corpus is provided under Article I, Section 7 of the Revised Constitution of American Samoa. This writ has been described as “the great
writ” which provides “immediate relief from illegal detention.” Suisala v. Moaali`itele, 6 A.S.R.2d
15, 18 (Trial Div. 1987). We examine the
pro se pleadings in this case as broadly as possible without regard to
the technical niceties demanded of attorney-drafted pleadings.
[4-5] Petitioner prays the Court to
commute his sentence to time served or reduce his sentence to three years with
the privilege of work release from the Territorial Correction Facility to be
granted immediately. This Court lacks
the authority to grant these prayers.
The work release program at the correctional facility is, by statute,
supervised by the Warden. See
A.S.C.A. § 46.2521 et seq. Nor
may this Court, under the writ of habeas corpus or otherwise, commute
petitioner’s sentence. That power is
exclusively exercised by the Governor under Article IV, Section 9 of the
Revised Constitution of American Samoa.
 Petitioner’s prayers notwithstanding his petition
must be reviewed to determine if it presents on its face a showing that his
confinement is unlawful. Relying upon A.S.C.
v Adams, 29 A.S.R.2d 160,
161 (Trial Div. 1996) (citing Dunlap v. Swope, 103 F.2d 19 (9th Cir. 1939)), only petitioner’s
present sentence, and not the two prospective, consecutive 5-year sentences, is
considered for purposes of his allegation of current illegal confinement.
Petitioner alleges: he has not been given permission to
attend church services on Saturdays; that the correctional facility does not
provide inmates with clothing, sheets, towels, soap, etc.; that the meals
served at the facility are not nutritious; that his cell is hot and not well
ventilated; and that petitioner doesn’t always get to exercise every day.
 Although petitioner presents a grim picture of his
life in confinement, “[h]abeas corpus is not a vehicle for the courts to
inquire into management of the prison system, unless ‘exceptional
circumstances’ rise to the level of ‘constitutional deprivation.’” Am. Samoa Gov’t v. Agasiva, 6 A.S.R.2d
32, 38 (Trial Div. 1987). On its face,
this petition does not assert any factual situation, which, if true, would
present circumstances of illegal detainment predicated upon cruel or unusual
punishment or any other restraint in violation of petitioner’s constitutional
rights. Petitioner’s remedy lies with
the executive branch, not with the Court under a habeas corpus proceeding.
As to petitioner’s allegations that he didn’t fully understand his plea

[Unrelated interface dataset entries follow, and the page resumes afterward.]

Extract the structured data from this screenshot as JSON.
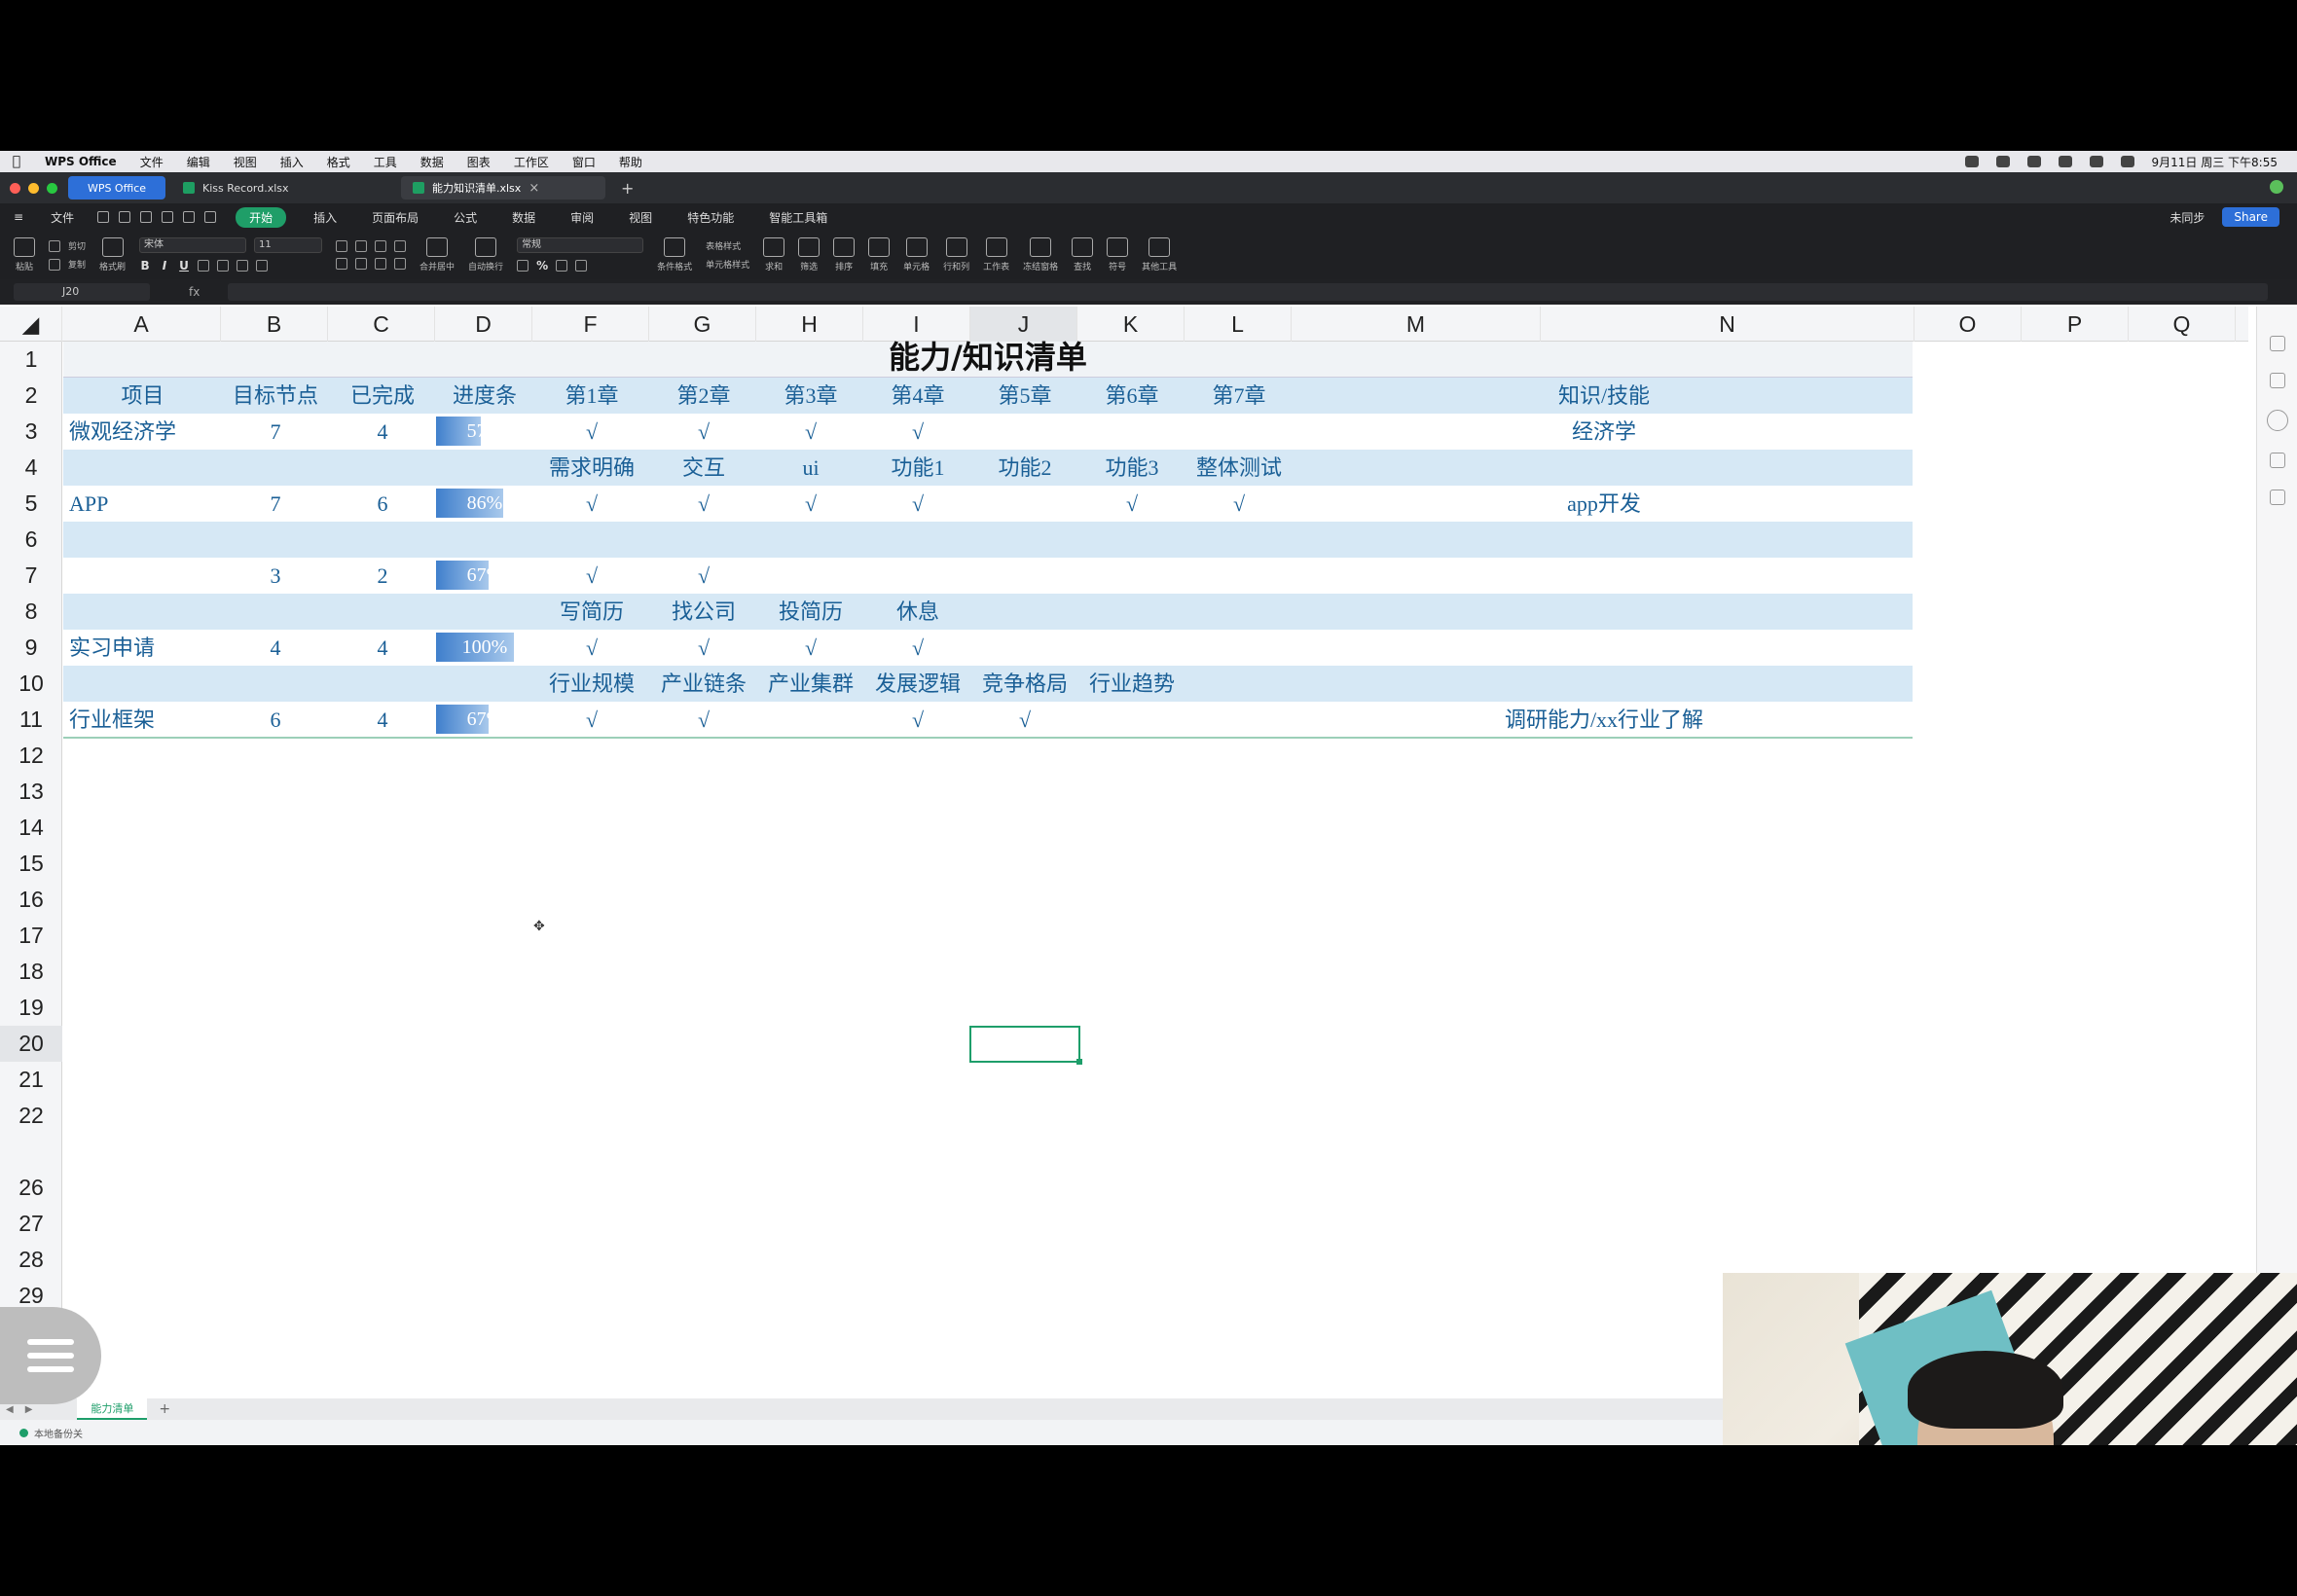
{
  "menubar": {
    "app": "WPS Office",
    "items": [
      "文件",
      "编辑",
      "视图",
      "插入",
      "格式",
      "工具",
      "数据",
      "图表",
      "工作区",
      "窗口",
      "帮助"
    ],
    "clock": "9月11日 周三 下午8:55"
  },
  "tabs": {
    "home": "WPS Office",
    "file1": "Kiss Record.xlsx",
    "file2": "能力知识清单.xlsx"
  },
  "ribbon": {
    "file": "文件",
    "items": [
      "开始",
      "插入",
      "页面布局",
      "公式",
      "数据",
      "审阅",
      "视图",
      "特色功能",
      "智能工具箱"
    ],
    "sync": "未同步",
    "share": "Share"
  },
  "toolbar": {
    "paste": "粘贴",
    "cut": "剪切",
    "copy": "复制",
    "format_painter": "格式刷",
    "font": "宋体",
    "size": "11",
    "number_format": "常规",
    "merge": "合并居中",
    "wrap": "自动换行",
    "cond_format": "条件格式",
    "table_style": "表格样式",
    "cell_style": "单元格样式",
    "sum": "求和",
    "filter": "筛选",
    "sort": "排序",
    "fill": "填充",
    "cells": "单元格",
    "rowcol": "行和列",
    "worksheet": "工作表",
    "freeze": "冻结窗格",
    "find": "查找",
    "symbol": "符号",
    "tools": "其他工具"
  },
  "formula": {
    "namebox": "J20",
    "fx": "fx"
  },
  "columns": [
    "A",
    "B",
    "C",
    "D",
    "F",
    "G",
    "H",
    "I",
    "J",
    "K",
    "L",
    "M",
    "N",
    "O",
    "P",
    "Q"
  ],
  "rows": [
    "1",
    "2",
    "3",
    "4",
    "5",
    "6",
    "7",
    "8",
    "9",
    "10",
    "11",
    "12",
    "13",
    "14",
    "15",
    "16",
    "17",
    "18",
    "19",
    "20",
    "21",
    "22",
    "26",
    "27",
    "28",
    "29"
  ],
  "sheet": {
    "title": "能力/知识清单",
    "header": {
      "a": "项目",
      "b": "目标节点",
      "c": "已完成",
      "d": "进度条",
      "f": "第1章",
      "g": "第2章",
      "h": "第3章",
      "i": "第4章",
      "j": "第5章",
      "k": "第6章",
      "l": "第7章",
      "n": "知识/技能"
    },
    "r3": {
      "a": "微观经济学",
      "b": "7",
      "c": "4",
      "d": "57%",
      "f": "√",
      "g": "√",
      "h": "√",
      "i": "√",
      "n": "经济学"
    },
    "r4": {
      "f": "需求明确",
      "g": "交互",
      "h": "ui",
      "i": "功能1",
      "j": "功能2",
      "k": "功能3",
      "l": "整体测试"
    },
    "r5": {
      "a": "APP",
      "b": "7",
      "c": "6",
      "d": "86%",
      "f": "√",
      "g": "√",
      "h": "√",
      "i": "√",
      "k": "√",
      "l": "√",
      "n": "app开发"
    },
    "r7": {
      "b": "3",
      "c": "2",
      "d": "67%",
      "f": "√",
      "g": "√"
    },
    "r8": {
      "f": "写简历",
      "g": "找公司",
      "h": "投简历",
      "i": "休息"
    },
    "r9": {
      "a": "实习申请",
      "b": "4",
      "c": "4",
      "d": "100%",
      "f": "√",
      "g": "√",
      "h": "√",
      "i": "√"
    },
    "r10": {
      "f": "行业规模",
      "g": "产业链条",
      "h": "产业集群",
      "i": "发展逻辑",
      "j": "竞争格局",
      "k": "行业趋势"
    },
    "r11": {
      "a": "行业框架",
      "b": "6",
      "c": "4",
      "d": "67%",
      "f": "√",
      "g": "√",
      "i": "√",
      "j": "√",
      "n": "调研能力/xx行业了解"
    },
    "progress": {
      "r3": 0.57,
      "r5": 0.86,
      "r7": 0.67,
      "r9": 1.0,
      "r11": 0.67
    }
  },
  "sheettab": "能力清单",
  "status": "本地备份关",
  "colors": {
    "band": "#d6e8f5",
    "text": "#1a5f96",
    "accent": "#1e9e6a",
    "bar": "#3f7fcc"
  }
}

agreement and that his lawyer failed to file a timely motion before the
sentencing court to reduce his sentence, we have carefully reviewed his
allegations. We return however, to the
issue we addressed above as to petitioners present sentence of 5 years for
Count I, Assault in the Second Degree.
 Petitioner states that his first plea agreement
included a dismissal of all counts except Counts I and VI. Petitioner’s claims that he was surprised at
his subsequent hearing with the proposal that he would enter pleas of guilty to
Counts I, II, and V with the government dismissing the balance of the charges.
Petitioner is presently serving his sentence for Count I. His allegations that his future sentences may
result in his illegal detention when those sentences commence do not presently
support the issuance of a writ while he is serving a legal sentence.
The petition filed in this matter, broadly construed in favor of this pro se prisoner, does not allege facts
which if proven to be true would demonstrate his current detention is
illegal. Petitioner’s current remedy is
exclusively with the executive branch of government. He is strongly advised to avail himself to
the administrative remedies for his grievances concerning his personal
circumstances in confinement. He may
also avail himself to the parole board with respect to his current sentence.
And finally, he may petition the Governor for relief.
To ensure that the executive branch officers with authority over these
matters are fully informed on the status of this particular legal action by
petitioner, the Clerk of Courts shall cause a copy of this Opinion and Order
and a copy of the petition and exhibits to be served upon the Attorney General,
the Commissioner of Public Safety, Counsel to the Governor, and the Public
The petition is denied.
It is so